INFORMATION SUPPLIED

- Opening Delimiter -

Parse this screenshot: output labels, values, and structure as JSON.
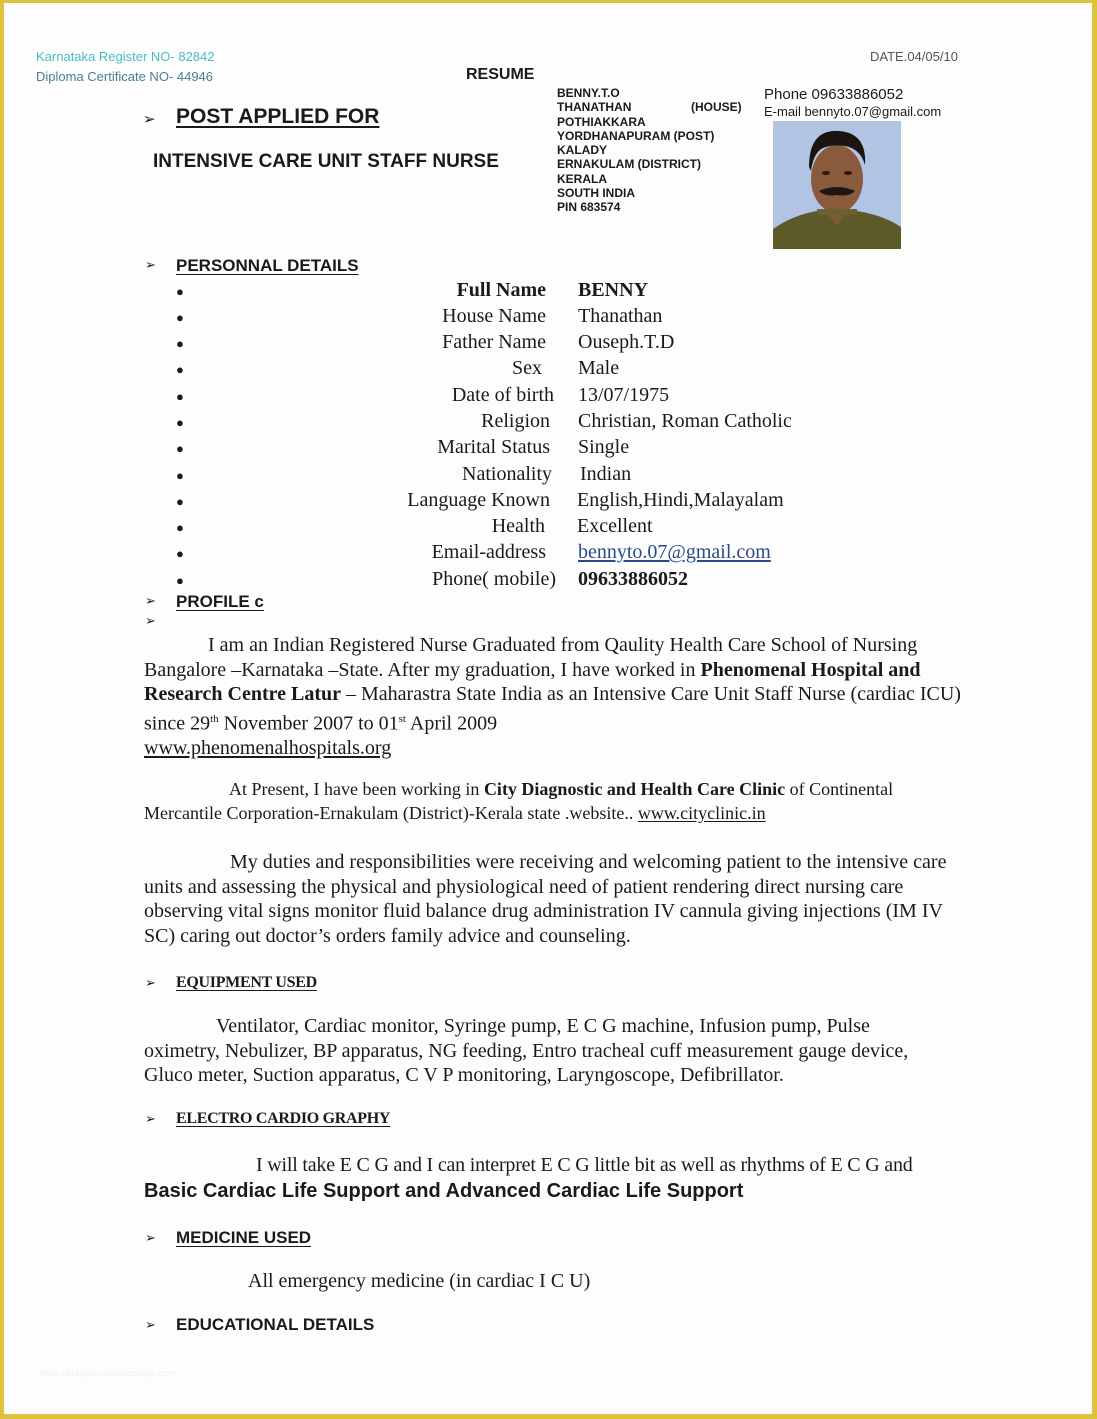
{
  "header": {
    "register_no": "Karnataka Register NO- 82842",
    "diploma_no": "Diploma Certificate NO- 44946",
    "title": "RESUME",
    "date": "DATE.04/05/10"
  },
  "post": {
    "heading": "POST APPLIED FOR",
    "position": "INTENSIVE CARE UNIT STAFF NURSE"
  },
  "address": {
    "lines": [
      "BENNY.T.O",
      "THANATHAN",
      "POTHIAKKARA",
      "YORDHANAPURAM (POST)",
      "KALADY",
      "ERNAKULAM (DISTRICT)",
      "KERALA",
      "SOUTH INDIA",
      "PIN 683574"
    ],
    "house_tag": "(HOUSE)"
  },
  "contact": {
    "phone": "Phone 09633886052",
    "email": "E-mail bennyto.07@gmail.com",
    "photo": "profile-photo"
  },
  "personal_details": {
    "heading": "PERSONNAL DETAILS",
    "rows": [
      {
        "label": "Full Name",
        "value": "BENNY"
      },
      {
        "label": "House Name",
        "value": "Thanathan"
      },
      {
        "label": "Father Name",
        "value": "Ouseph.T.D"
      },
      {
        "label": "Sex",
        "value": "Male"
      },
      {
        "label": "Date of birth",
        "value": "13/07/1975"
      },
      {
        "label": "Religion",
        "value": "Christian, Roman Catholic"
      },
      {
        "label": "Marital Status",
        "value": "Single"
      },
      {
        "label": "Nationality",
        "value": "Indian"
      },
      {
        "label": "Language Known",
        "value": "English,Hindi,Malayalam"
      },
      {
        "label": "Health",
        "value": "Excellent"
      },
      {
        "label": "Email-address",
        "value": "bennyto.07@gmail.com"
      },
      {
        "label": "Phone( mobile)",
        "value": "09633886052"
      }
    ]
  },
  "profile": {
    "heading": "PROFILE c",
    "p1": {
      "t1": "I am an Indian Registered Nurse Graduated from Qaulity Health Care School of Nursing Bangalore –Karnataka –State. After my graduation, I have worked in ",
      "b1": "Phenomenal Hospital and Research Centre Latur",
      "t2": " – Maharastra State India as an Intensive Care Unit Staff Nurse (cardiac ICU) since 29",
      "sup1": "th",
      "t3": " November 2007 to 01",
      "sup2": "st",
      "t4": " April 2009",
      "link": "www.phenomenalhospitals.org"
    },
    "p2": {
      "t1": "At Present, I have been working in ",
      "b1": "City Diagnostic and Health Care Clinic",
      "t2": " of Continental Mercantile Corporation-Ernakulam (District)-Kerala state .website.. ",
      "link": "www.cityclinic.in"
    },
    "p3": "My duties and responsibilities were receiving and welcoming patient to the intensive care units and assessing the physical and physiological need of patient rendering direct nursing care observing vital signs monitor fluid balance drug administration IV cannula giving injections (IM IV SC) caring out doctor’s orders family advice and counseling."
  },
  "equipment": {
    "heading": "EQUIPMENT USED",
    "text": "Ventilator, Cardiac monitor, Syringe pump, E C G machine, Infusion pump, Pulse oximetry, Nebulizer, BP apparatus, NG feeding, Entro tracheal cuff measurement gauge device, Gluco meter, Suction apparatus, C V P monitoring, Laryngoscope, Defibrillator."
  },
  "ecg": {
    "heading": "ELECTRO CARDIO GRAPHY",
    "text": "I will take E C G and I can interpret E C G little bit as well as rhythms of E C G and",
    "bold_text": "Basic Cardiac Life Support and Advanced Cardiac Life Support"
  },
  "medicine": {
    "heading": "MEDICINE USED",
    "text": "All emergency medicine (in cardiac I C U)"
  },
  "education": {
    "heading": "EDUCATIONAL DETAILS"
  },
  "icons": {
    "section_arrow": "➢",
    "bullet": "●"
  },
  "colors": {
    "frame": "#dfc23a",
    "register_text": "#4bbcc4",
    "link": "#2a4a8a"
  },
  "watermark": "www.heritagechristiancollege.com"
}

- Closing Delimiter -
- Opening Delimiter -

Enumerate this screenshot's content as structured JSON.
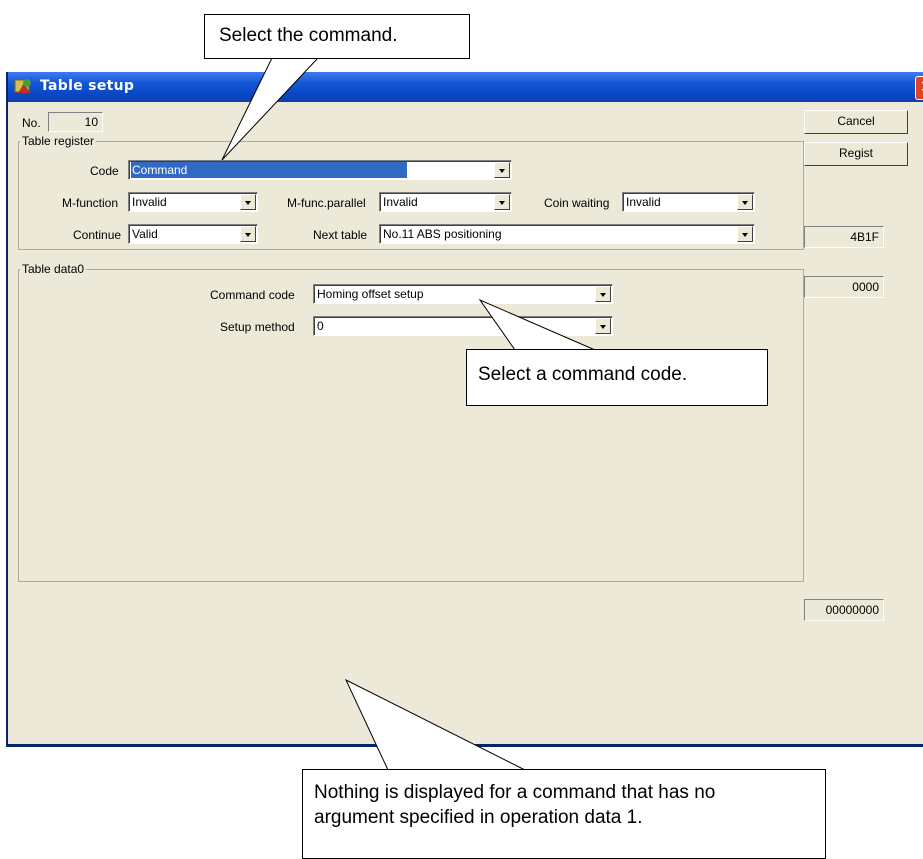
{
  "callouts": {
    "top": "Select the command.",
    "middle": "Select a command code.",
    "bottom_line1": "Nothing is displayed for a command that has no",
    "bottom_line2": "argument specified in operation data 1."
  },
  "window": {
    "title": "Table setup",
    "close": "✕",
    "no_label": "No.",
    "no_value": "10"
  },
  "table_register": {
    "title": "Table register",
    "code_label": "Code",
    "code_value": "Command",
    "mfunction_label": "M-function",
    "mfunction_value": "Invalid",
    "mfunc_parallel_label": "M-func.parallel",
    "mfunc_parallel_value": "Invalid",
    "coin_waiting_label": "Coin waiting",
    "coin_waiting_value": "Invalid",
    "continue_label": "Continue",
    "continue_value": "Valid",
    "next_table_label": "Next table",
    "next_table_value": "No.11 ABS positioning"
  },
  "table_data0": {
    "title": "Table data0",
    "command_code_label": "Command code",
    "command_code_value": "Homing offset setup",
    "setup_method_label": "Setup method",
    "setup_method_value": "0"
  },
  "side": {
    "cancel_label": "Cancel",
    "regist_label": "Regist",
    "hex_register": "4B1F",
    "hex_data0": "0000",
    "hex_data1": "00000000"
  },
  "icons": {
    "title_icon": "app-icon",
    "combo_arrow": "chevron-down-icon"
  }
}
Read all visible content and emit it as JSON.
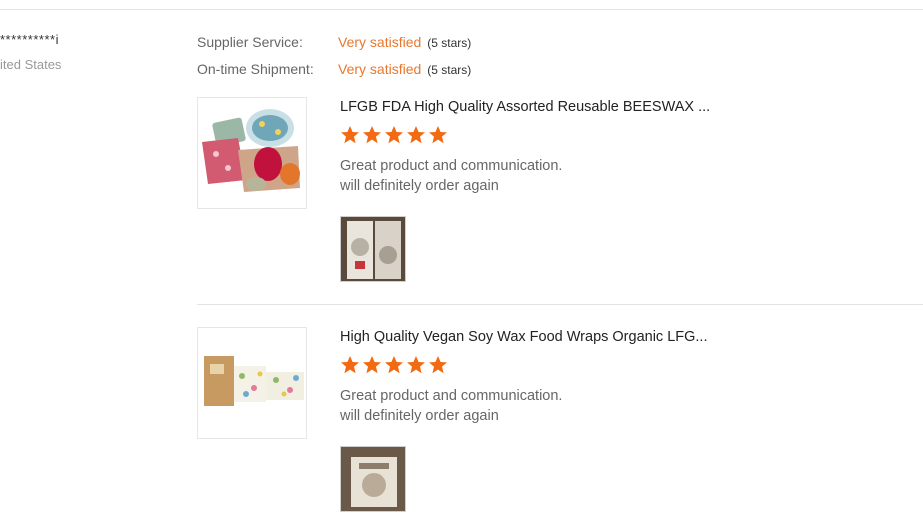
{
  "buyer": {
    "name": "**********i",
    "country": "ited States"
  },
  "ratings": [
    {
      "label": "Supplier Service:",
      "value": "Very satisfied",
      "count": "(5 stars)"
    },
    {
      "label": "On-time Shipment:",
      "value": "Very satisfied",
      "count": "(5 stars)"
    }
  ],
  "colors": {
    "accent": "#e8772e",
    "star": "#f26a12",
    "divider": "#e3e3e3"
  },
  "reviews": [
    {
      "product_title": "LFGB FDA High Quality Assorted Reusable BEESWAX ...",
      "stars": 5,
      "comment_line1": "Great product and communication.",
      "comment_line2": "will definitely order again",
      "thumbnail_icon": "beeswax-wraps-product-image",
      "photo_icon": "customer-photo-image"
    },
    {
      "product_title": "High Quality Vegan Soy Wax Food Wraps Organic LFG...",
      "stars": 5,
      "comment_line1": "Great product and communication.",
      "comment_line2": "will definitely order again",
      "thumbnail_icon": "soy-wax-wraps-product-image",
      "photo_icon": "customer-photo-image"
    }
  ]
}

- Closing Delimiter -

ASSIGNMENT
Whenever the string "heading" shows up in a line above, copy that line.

WRITTEN SOLUTION
    "heading": "POST APPLIED FOR",
    "heading": "PERSONNAL DETAILS",
    "heading": "PROFILE c",
    "heading": "EQUIPMENT USED",
    "heading": "ELECTRO CARDIO GRAPHY",
    "heading": "MEDICINE USED",
    "heading": "EDUCATIONAL DETAILS"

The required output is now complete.